::: Dataset content :::

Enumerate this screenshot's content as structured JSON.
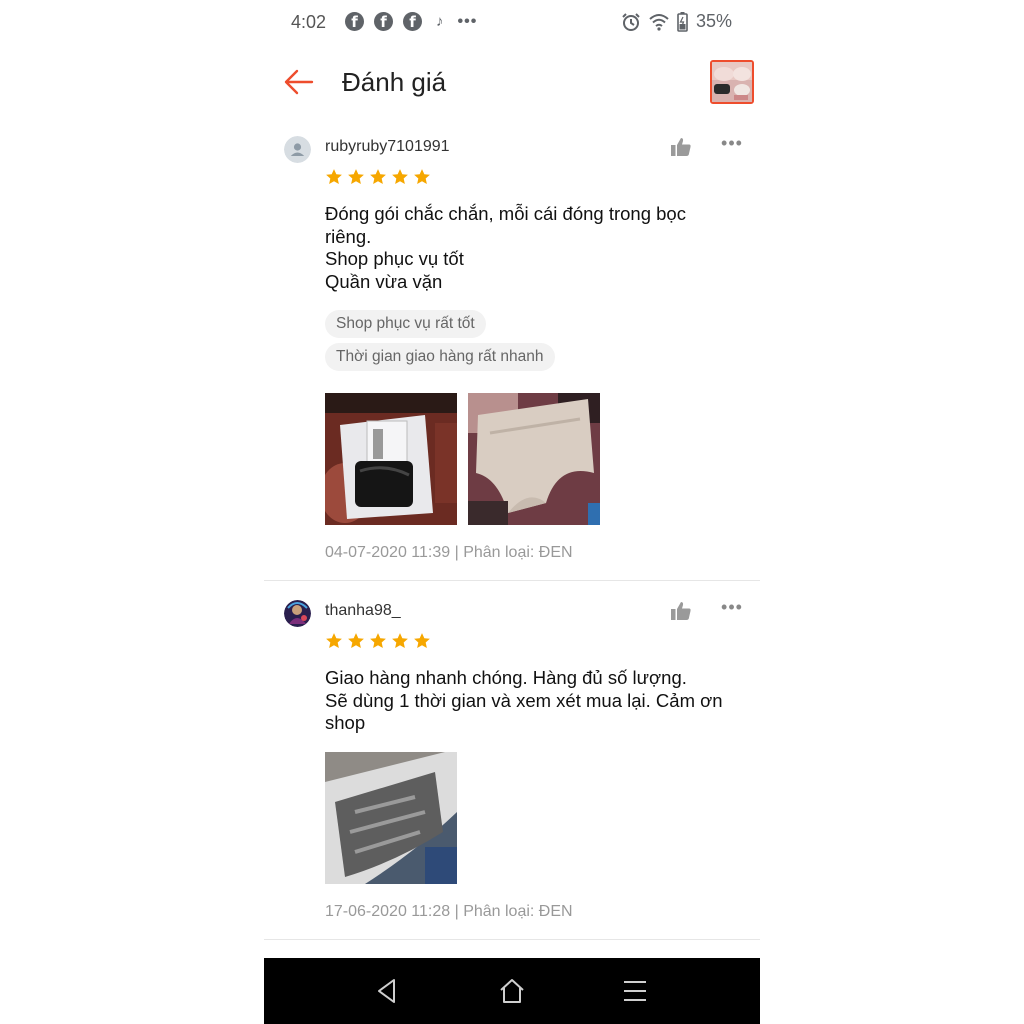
{
  "status_bar": {
    "time": "4:02",
    "battery": "35%",
    "left_icons": [
      "facebook-icon",
      "facebook-icon",
      "facebook-icon",
      "tiktok-icon",
      "more-dots-icon"
    ],
    "right_icons": [
      "alarm-icon",
      "wifi-icon",
      "battery-icon"
    ]
  },
  "header": {
    "title": "Đánh giá",
    "back_icon": "back-arrow-icon",
    "accent_color": "#ee4d2d"
  },
  "reviews": [
    {
      "username": "rubyruby7101991",
      "rating": 5,
      "lines": [
        "Đóng gói chắc chắn, mỗi cái đóng trong bọc",
        "riêng.",
        "Shop phục vụ tốt",
        "Quần vừa vặn"
      ],
      "tags": [
        "Shop phục vụ rất tốt",
        "Thời gian giao hàng rất nhanh"
      ],
      "meta": "04-07-2020 11:39 | Phân loại: ĐEN"
    },
    {
      "username": "thanha98_",
      "rating": 5,
      "lines": [
        "Giao hàng nhanh chóng. Hàng đủ số lượng.",
        "Sẽ dùng 1 thời gian và xem xét mua lại. Cảm ơn",
        "shop"
      ],
      "tags": [],
      "meta": "17-06-2020 11:28 | Phân loại: ĐEN"
    }
  ],
  "star_color": "#f6a700",
  "nav_bar": {
    "icons": [
      "nav-back-icon",
      "nav-home-icon",
      "nav-menu-icon"
    ]
  }
}
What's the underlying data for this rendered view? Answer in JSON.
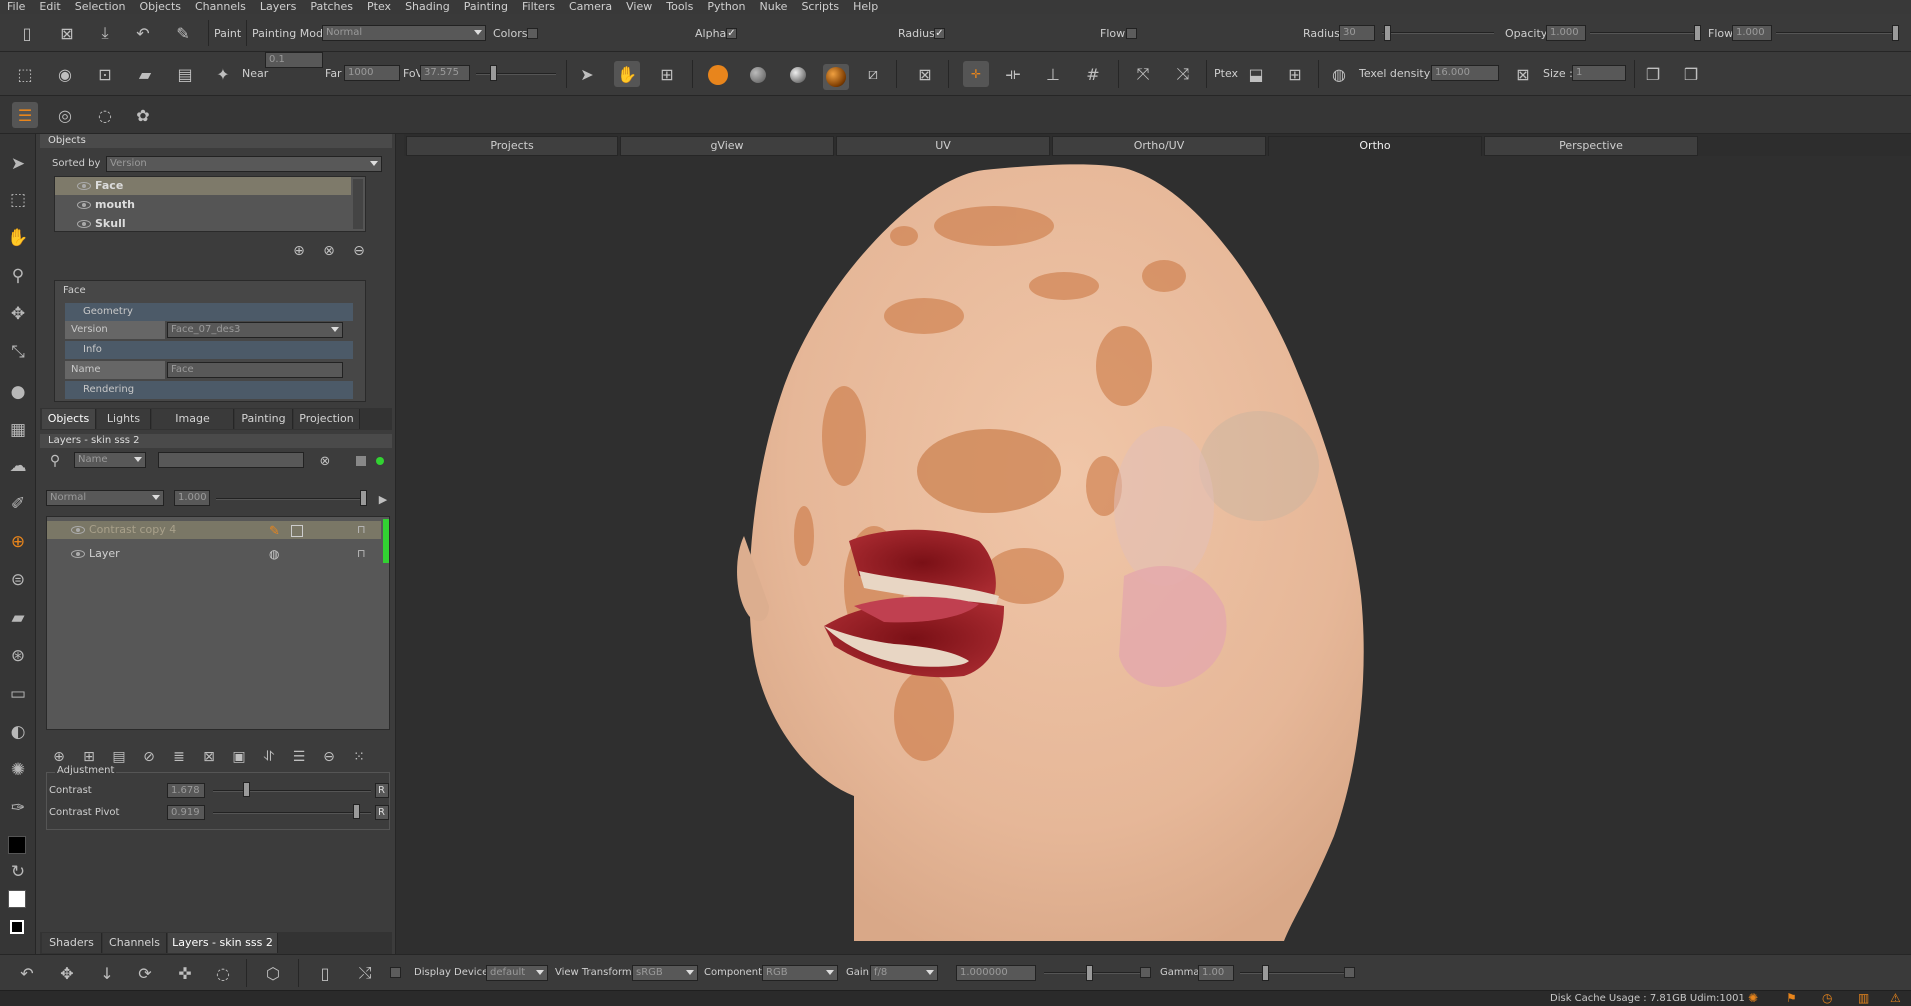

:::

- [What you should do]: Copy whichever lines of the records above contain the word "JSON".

- [Task solution]:
Enumerate this screenshot's content as structured JSON.
What's the underlying data for this rendered view? Answer in JSON.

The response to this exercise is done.